----- PROVIDED RECORDS
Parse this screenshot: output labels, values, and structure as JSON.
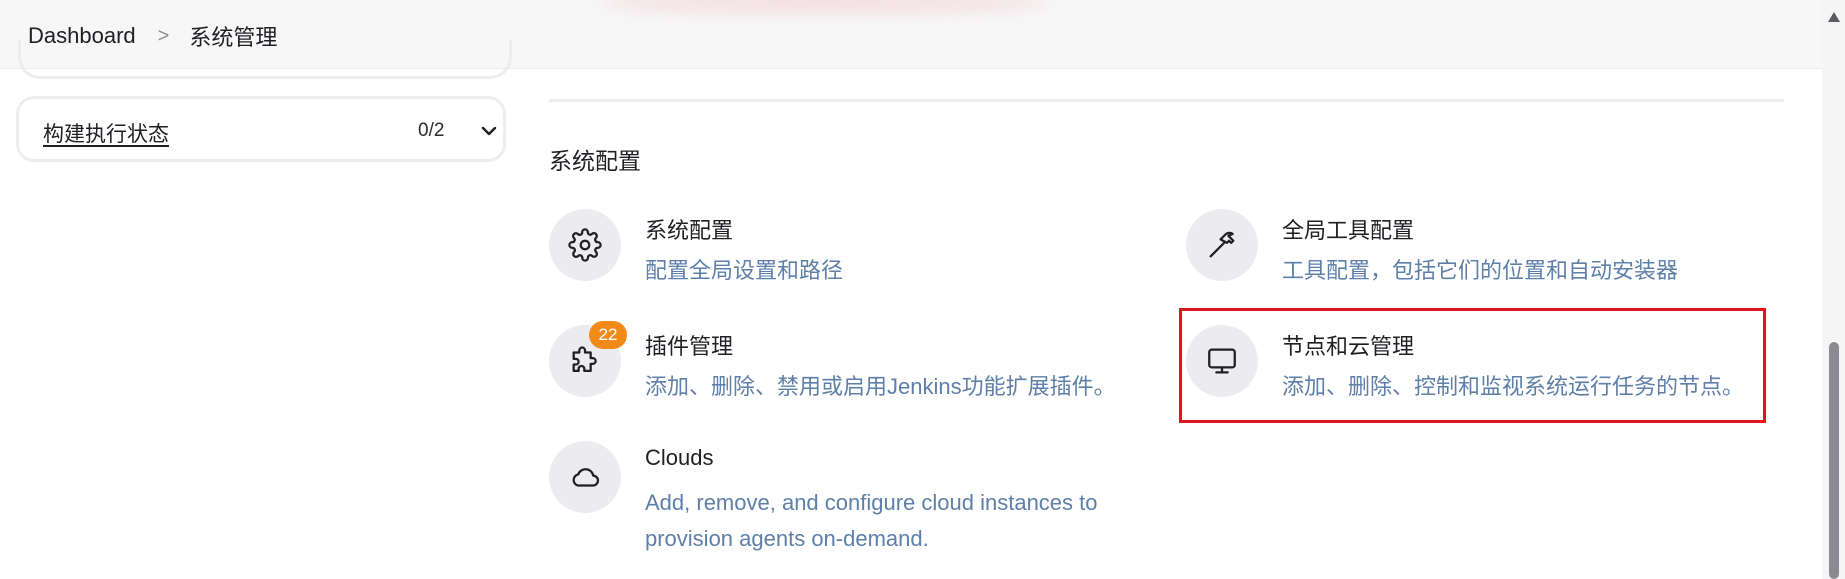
{
  "breadcrumb": {
    "items": [
      "Dashboard",
      "系统管理"
    ],
    "separator": ">"
  },
  "sidebar": {
    "executor_status": {
      "label": "构建执行状态",
      "count": "0/2"
    }
  },
  "section": {
    "title": "系统配置"
  },
  "items": [
    {
      "title": "系统配置",
      "description": "配置全局设置和路径",
      "icon": "gear-icon"
    },
    {
      "title": "全局工具配置",
      "description": "工具配置，包括它们的位置和自动安装器",
      "icon": "hammer-icon"
    },
    {
      "title": "插件管理",
      "description": "添加、删除、禁用或启用Jenkins功能扩展插件。",
      "icon": "puzzle-icon",
      "badge": "22"
    },
    {
      "title": "节点和云管理",
      "description": "添加、删除、控制和监视系统运行任务的节点。",
      "icon": "monitor-icon",
      "highlighted": true
    },
    {
      "title": "Clouds",
      "description": "Add, remove, and configure cloud instances to provision agents on-demand.",
      "icon": "cloud-icon"
    }
  ],
  "colors": {
    "description": "#5e7fa8",
    "badge": "#f28a1a",
    "highlight": "#e2151f",
    "icon_circle": "#ececf0"
  }
}
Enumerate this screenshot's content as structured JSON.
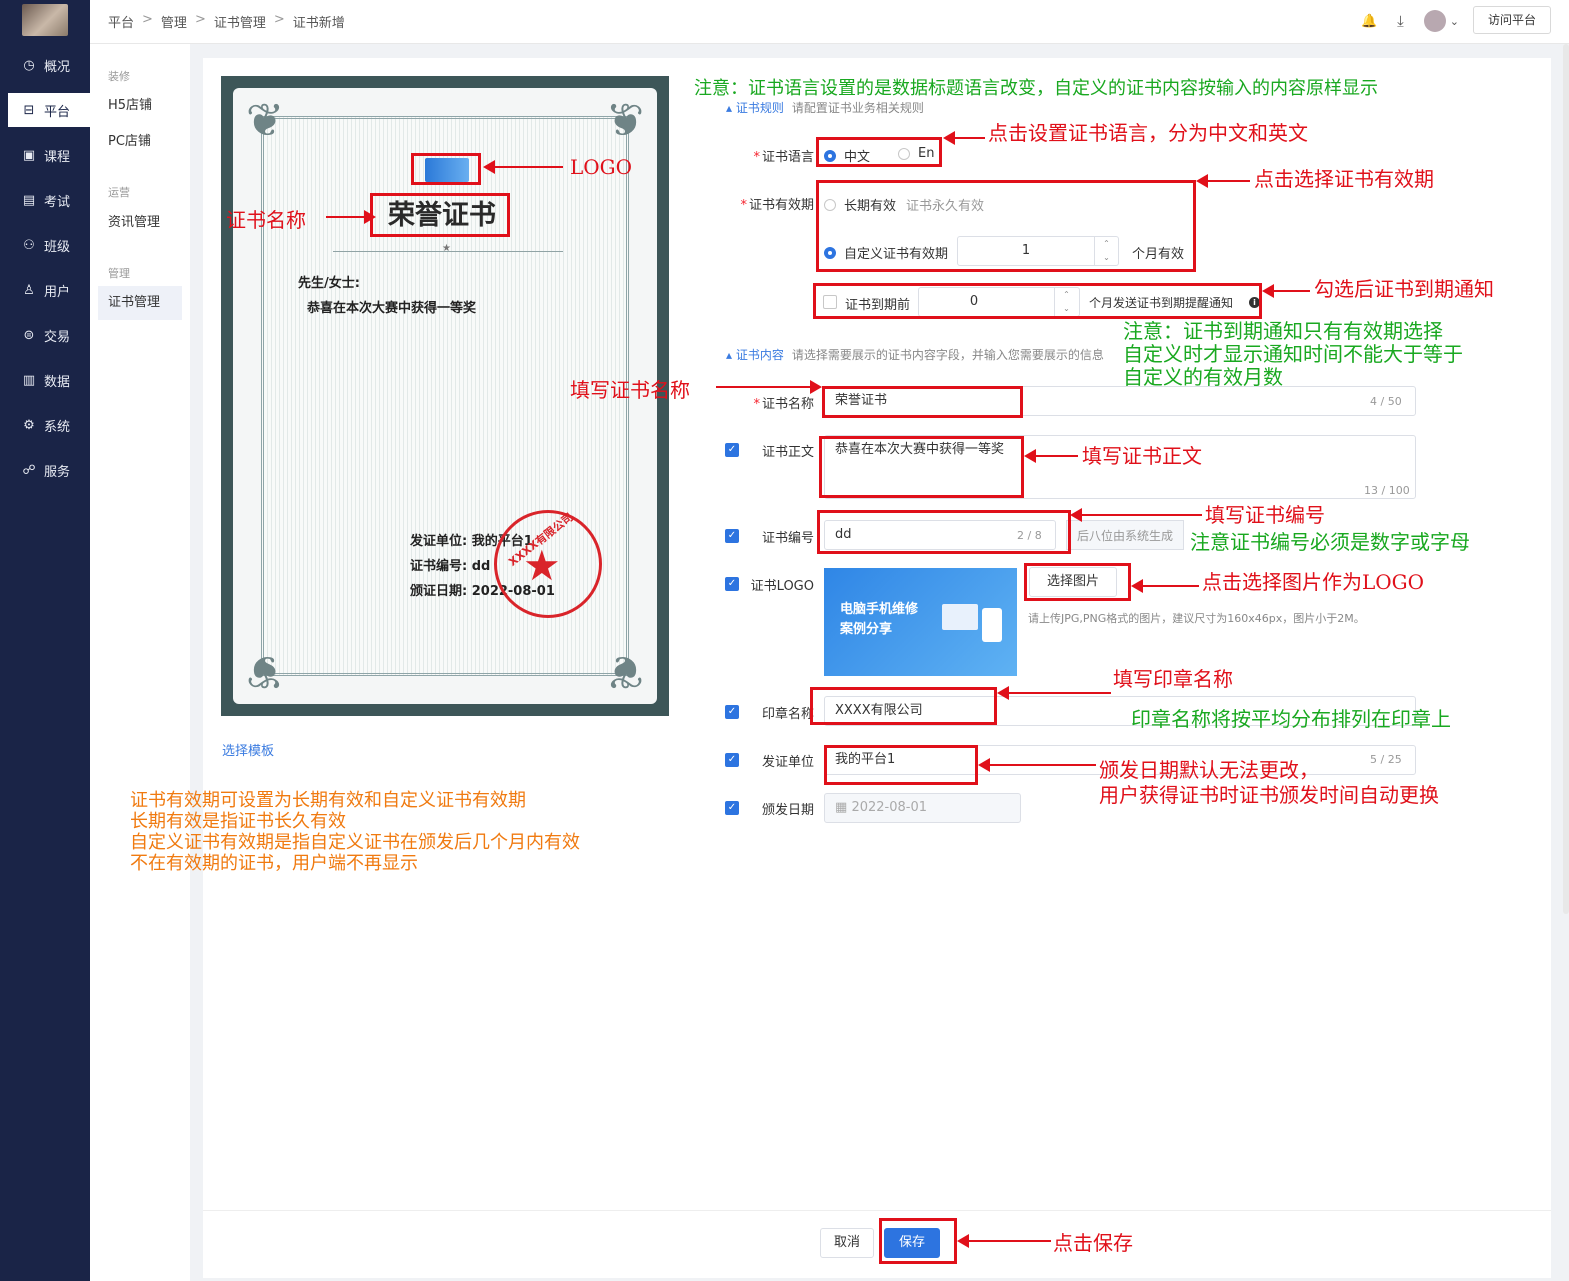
{
  "nav": {
    "items": [
      {
        "icon": "dashboard-icon",
        "glyph": "◷",
        "label": "概况"
      },
      {
        "icon": "store-icon",
        "glyph": "⊟",
        "label": "平台"
      },
      {
        "icon": "course-icon",
        "glyph": "▣",
        "label": "课程"
      },
      {
        "icon": "exam-icon",
        "glyph": "▤",
        "label": "考试"
      },
      {
        "icon": "class-icon",
        "glyph": "⚇",
        "label": "班级"
      },
      {
        "icon": "user-icon",
        "glyph": "♙",
        "label": "用户"
      },
      {
        "icon": "trade-icon",
        "glyph": "⊜",
        "label": "交易"
      },
      {
        "icon": "data-icon",
        "glyph": "▥",
        "label": "数据"
      },
      {
        "icon": "system-icon",
        "glyph": "⚙",
        "label": "系统"
      },
      {
        "icon": "service-icon",
        "glyph": "☍",
        "label": "服务"
      }
    ]
  },
  "subnav": {
    "groups": [
      {
        "title": "装修",
        "items": [
          "H5店铺",
          "PC店铺"
        ]
      },
      {
        "title": "运营",
        "items": [
          "资讯管理"
        ]
      },
      {
        "title": "管理",
        "items": [
          "证书管理"
        ]
      }
    ]
  },
  "header": {
    "breadcrumb": [
      "平台",
      "管理",
      "证书管理",
      "证书新增"
    ],
    "sep": ">",
    "bell": "🔔",
    "download": "⤓",
    "caret": "⌄",
    "visit_label": "访问平台"
  },
  "certificate": {
    "title": "荣誉证书",
    "star": "★",
    "ornament": "❦",
    "recipient": "先生/女士:",
    "body": "恭喜在本次大赛中获得一等奖",
    "issuer_line": "发证单位:  我的平台1",
    "number_line": "证书编号:  dd",
    "date_line": "颁证日期:  2022-08-01",
    "seal_text": "XXXX有限公司",
    "choose_template": "选择模板"
  },
  "form": {
    "rules_section": {
      "title": "证书规则",
      "hint": "请配置证书业务相关规则"
    },
    "content_section": {
      "title": "证书内容",
      "hint": "请选择需要展示的证书内容字段，并输入您需要展示的信息"
    },
    "language": {
      "label": "证书语言",
      "options": [
        "中文",
        "En"
      ]
    },
    "validity": {
      "label": "证书有效期",
      "long_term": "长期有效",
      "long_term_hint": "证书永久有效",
      "custom": "自定义证书有效期",
      "months": "1",
      "months_suffix": "个月有效"
    },
    "expiry_notice": {
      "label": "证书到期前",
      "value": "0",
      "suffix": "个月发送证书到期提醒通知",
      "info": "i"
    },
    "name": {
      "label": "证书名称",
      "value": "荣誉证书",
      "count": "4 / 50"
    },
    "body": {
      "label": "证书正文",
      "value": "恭喜在本次大赛中获得一等奖",
      "count": "13 / 100"
    },
    "number": {
      "label": "证书编号",
      "value": "dd",
      "count": "2 / 8",
      "suffix": "后八位由系统生成"
    },
    "logo": {
      "label": "证书LOGO",
      "button": "选择图片",
      "hint": "请上传JPG,PNG格式的图片，建议尺寸为160x46px，图片小于2M。",
      "image_text_1": "电脑手机维修",
      "image_text_2": "案例分享"
    },
    "seal": {
      "label": "印章名称",
      "value": "XXXX有限公司"
    },
    "issuer": {
      "label": "发证单位",
      "value": "我的平台1",
      "count": "5 / 25"
    },
    "date": {
      "label": "颁发日期",
      "value": "2022-08-01",
      "icon": "▦"
    },
    "check": "✓",
    "up": "⌃",
    "down": "⌄",
    "cancel": "取消",
    "save": "保存"
  },
  "annotations": {
    "top_note": "注意：证书语言设置的是数据标题语言改变，自定义的证书内容按输入的内容原样显示",
    "logo": "LOGO",
    "cert_name": "证书名称",
    "language": "点击设置证书语言，分为中文和英文",
    "validity": "点击选择证书有效期",
    "notice": "勾选后证书到期通知",
    "notice_note": "注意：证书到期通知只有有效期选择\n自定义时才显示通知时间不能大于等于\n自定义的有效月数",
    "fill_name": "填写证书名称",
    "fill_body": "填写证书正文",
    "fill_number": "填写证书编号",
    "number_note": "注意证书编号必须是数字或字母",
    "pick_logo": "点击选择图片作为LOGO",
    "fill_seal": "填写印章名称",
    "seal_note": "印章名称将按平均分布排列在印章上",
    "date_note": "颁发日期默认无法更改，\n用户获得证书时证书颁发时间自动更换",
    "validity_note": "证书有效期可设置为长期有效和自定义证书有效期\n长期有效是指证书长久有效\n自定义证书有效期是指自定义证书在颁发后几个月内有效\n不在有效期的证书，用户端不再显示",
    "save": "点击保存"
  }
}
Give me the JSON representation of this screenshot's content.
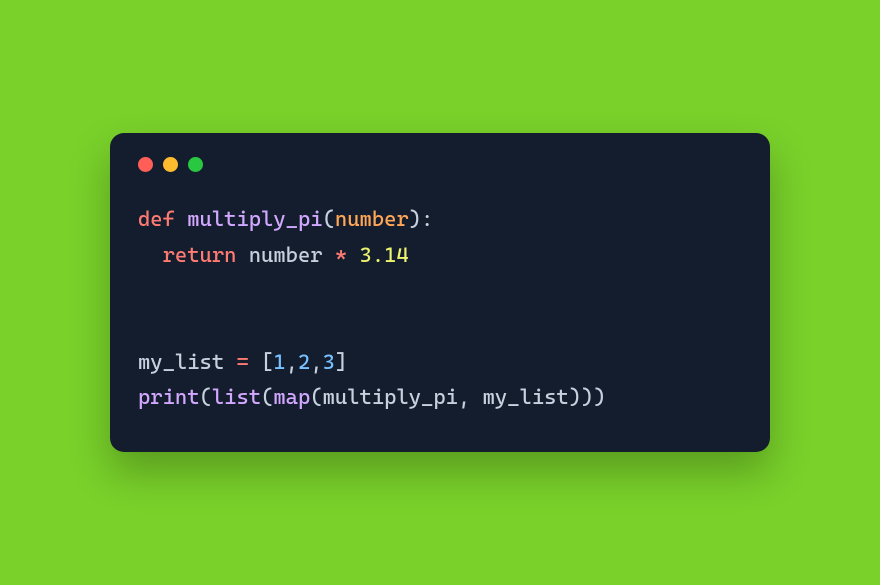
{
  "window": {
    "buttons": {
      "close": "close",
      "minimize": "minimize",
      "maximize": "maximize"
    }
  },
  "code": {
    "line1": {
      "def": "def",
      "fn": "multiply_pi",
      "lp": "(",
      "param": "number",
      "rp": ")",
      "colon": ":"
    },
    "line2": {
      "indent": "  ",
      "return": "return",
      "sp": " ",
      "ident": "number",
      "sp2": " ",
      "op": "*",
      "sp3": " ",
      "num": "3.14"
    },
    "line3": "",
    "line4": "",
    "line5": {
      "ident": "my_list",
      "sp": " ",
      "eq": "=",
      "sp2": " ",
      "lb": "[",
      "n1": "1",
      "c1": ",",
      "n2": "2",
      "c2": ",",
      "n3": "3",
      "rb": "]"
    },
    "line6": {
      "print": "print",
      "lp1": "(",
      "list": "list",
      "lp2": "(",
      "map": "map",
      "lp3": "(",
      "arg1": "multiply_pi",
      "comma": ",",
      "sp": " ",
      "arg2": "my_list",
      "rp3": ")",
      "rp2": ")",
      "rp1": ")"
    }
  }
}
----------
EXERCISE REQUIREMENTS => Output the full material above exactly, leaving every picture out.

PROBLEM SOLUTION =>
Parse this screenshot: output labels, values, and structure as JSON.
{
  "breadcrumb": {
    "items": [
      "Dashboard",
      "系统管理"
    ],
    "separator": ">"
  },
  "sidebar": {
    "executor_status": {
      "label": "构建执行状态",
      "count": "0/2"
    }
  },
  "section": {
    "title": "系统配置"
  },
  "items": [
    {
      "title": "系统配置",
      "description": "配置全局设置和路径",
      "icon": "gear-icon"
    },
    {
      "title": "全局工具配置",
      "description": "工具配置，包括它们的位置和自动安装器",
      "icon": "hammer-icon"
    },
    {
      "title": "插件管理",
      "description": "添加、删除、禁用或启用Jenkins功能扩展插件。",
      "icon": "puzzle-icon",
      "badge": "22"
    },
    {
      "title": "节点和云管理",
      "description": "添加、删除、控制和监视系统运行任务的节点。",
      "icon": "monitor-icon",
      "highlighted": true
    },
    {
      "title": "Clouds",
      "description": "Add, remove, and configure cloud instances to provision agents on-demand.",
      "icon": "cloud-icon"
    }
  ],
  "colors": {
    "description": "#5e7fa8",
    "badge": "#f28a1a",
    "highlight": "#e2151f",
    "icon_circle": "#ececf0"
  }
}
Enumerate this screenshot's content as structured JSON.
{
  "nav": {
    "items": [
      {
        "icon": "dashboard-icon",
        "glyph": "◷",
        "label": "概况"
      },
      {
        "icon": "store-icon",
        "glyph": "⊟",
        "label": "平台"
      },
      {
        "icon": "course-icon",
        "glyph": "▣",
        "label": "课程"
      },
      {
        "icon": "exam-icon",
        "glyph": "▤",
        "label": "考试"
      },
      {
        "icon": "class-icon",
        "glyph": "⚇",
        "label": "班级"
      },
      {
        "icon": "user-icon",
        "glyph": "♙",
        "label": "用户"
      },
      {
        "icon": "trade-icon",
        "glyph": "⊜",
        "label": "交易"
      },
      {
        "icon": "data-icon",
        "glyph": "▥",
        "label": "数据"
      },
      {
        "icon": "system-icon",
        "glyph": "⚙",
        "label": "系统"
      },
      {
        "icon": "service-icon",
        "glyph": "☍",
        "label": "服务"
      }
    ]
  },
  "subnav": {
    "groups": [
      {
        "title": "装修",
        "items": [
          "H5店铺",
          "PC店铺"
        ]
      },
      {
        "title": "运营",
        "items": [
          "资讯管理"
        ]
      },
      {
        "title": "管理",
        "items": [
          "证书管理"
        ]
      }
    ]
  },
  "header": {
    "breadcrumb": [
      "平台",
      "管理",
      "证书管理",
      "证书新增"
    ],
    "sep": ">",
    "bell": "🔔",
    "download": "⤓",
    "caret": "⌄",
    "visit_label": "访问平台"
  },
  "certificate": {
    "title": "荣誉证书",
    "star": "★",
    "ornament": "❦",
    "recipient": "先生/女士:",
    "body": "恭喜在本次大赛中获得一等奖",
    "issuer_line": "发证单位:  我的平台1",
    "number_line": "证书编号:  dd",
    "date_line": "颁证日期:  2022-08-01",
    "seal_text": "XXXX有限公司",
    "choose_template": "选择模板"
  },
  "form": {
    "rules_section": {
      "title": "证书规则",
      "hint": "请配置证书业务相关规则"
    },
    "content_section": {
      "title": "证书内容",
      "hint": "请选择需要展示的证书内容字段，并输入您需要展示的信息"
    },
    "language": {
      "label": "证书语言",
      "options": [
        "中文",
        "En"
      ]
    },
    "validity": {
      "label": "证书有效期",
      "long_term": "长期有效",
      "long_term_hint": "证书永久有效",
      "custom": "自定义证书有效期",
      "months": "1",
      "months_suffix": "个月有效"
    },
    "expiry_notice": {
      "label": "证书到期前",
      "value": "0",
      "suffix": "个月发送证书到期提醒通知",
      "info": "i"
    },
    "name": {
      "label": "证书名称",
      "value": "荣誉证书",
      "count": "4 / 50"
    },
    "body": {
      "label": "证书正文",
      "value": "恭喜在本次大赛中获得一等奖",
      "count": "13 / 100"
    },
    "number": {
      "label": "证书编号",
      "value": "dd",
      "count": "2 / 8",
      "suffix": "后八位由系统生成"
    },
    "logo": {
      "label": "证书LOGO",
      "button": "选择图片",
      "hint": "请上传JPG,PNG格式的图片，建议尺寸为160x46px，图片小于2M。",
      "image_text_1": "电脑手机维修",
      "image_text_2": "案例分享"
    },
    "seal": {
      "label": "印章名称",
      "value": "XXXX有限公司"
    },
    "issuer": {
      "label": "发证单位",
      "value": "我的平台1",
      "count": "5 / 25"
    },
    "date": {
      "label": "颁发日期",
      "value": "2022-08-01",
      "icon": "▦"
    },
    "check": "✓",
    "up": "⌃",
    "down": "⌄",
    "cancel": "取消",
    "save": "保存"
  },
  "annotations": {
    "top_note": "注意：证书语言设置的是数据标题语言改变，自定义的证书内容按输入的内容原样显示",
    "logo": "LOGO",
    "cert_name": "证书名称",
    "language": "点击设置证书语言，分为中文和英文",
    "validity": "点击选择证书有效期",
    "notice": "勾选后证书到期通知",
    "notice_note": "注意：证书到期通知只有有效期选择\n自定义时才显示通知时间不能大于等于\n自定义的有效月数",
    "fill_name": "填写证书名称",
    "fill_body": "填写证书正文",
    "fill_number": "填写证书编号",
    "number_note": "注意证书编号必须是数字或字母",
    "pick_logo": "点击选择图片作为LOGO",
    "fill_seal": "填写印章名称",
    "seal_note": "印章名称将按平均分布排列在印章上",
    "date_note": "颁发日期默认无法更改，\n用户获得证书时证书颁发时间自动更换",
    "validity_note": "证书有效期可设置为长期有效和自定义证书有效期\n长期有效是指证书长久有效\n自定义证书有效期是指自定义证书在颁发后几个月内有效\n不在有效期的证书，用户端不再显示",
    "save": "点击保存"
  }
}
Give me the JSON representation of this screenshot's content.
{
  "window": {
    "buttons": {
      "close": "close",
      "minimize": "minimize",
      "maximize": "maximize"
    }
  },
  "code": {
    "line1": {
      "def": "def",
      "fn": "multiply_pi",
      "lp": "(",
      "param": "number",
      "rp": ")",
      "colon": ":"
    },
    "line2": {
      "indent": "  ",
      "return": "return",
      "sp": " ",
      "ident": "number",
      "sp2": " ",
      "op": "*",
      "sp3": " ",
      "num": "3.14"
    },
    "line3": "",
    "line4": "",
    "line5": {
      "ident": "my_list",
      "sp": " ",
      "eq": "=",
      "sp2": " ",
      "lb": "[",
      "n1": "1",
      "c1": ",",
      "n2": "2",
      "c2": ",",
      "n3": "3",
      "rb": "]"
    },
    "line6": {
      "print": "print",
      "lp1": "(",
      "list": "list",
      "lp2": "(",
      "map": "map",
      "lp3": "(",
      "arg1": "multiply_pi",
      "comma": ",",
      "sp": " ",
      "arg2": "my_list",
      "rp3": ")",
      "rp2": ")",
      "rp1": ")"
    }
  }
}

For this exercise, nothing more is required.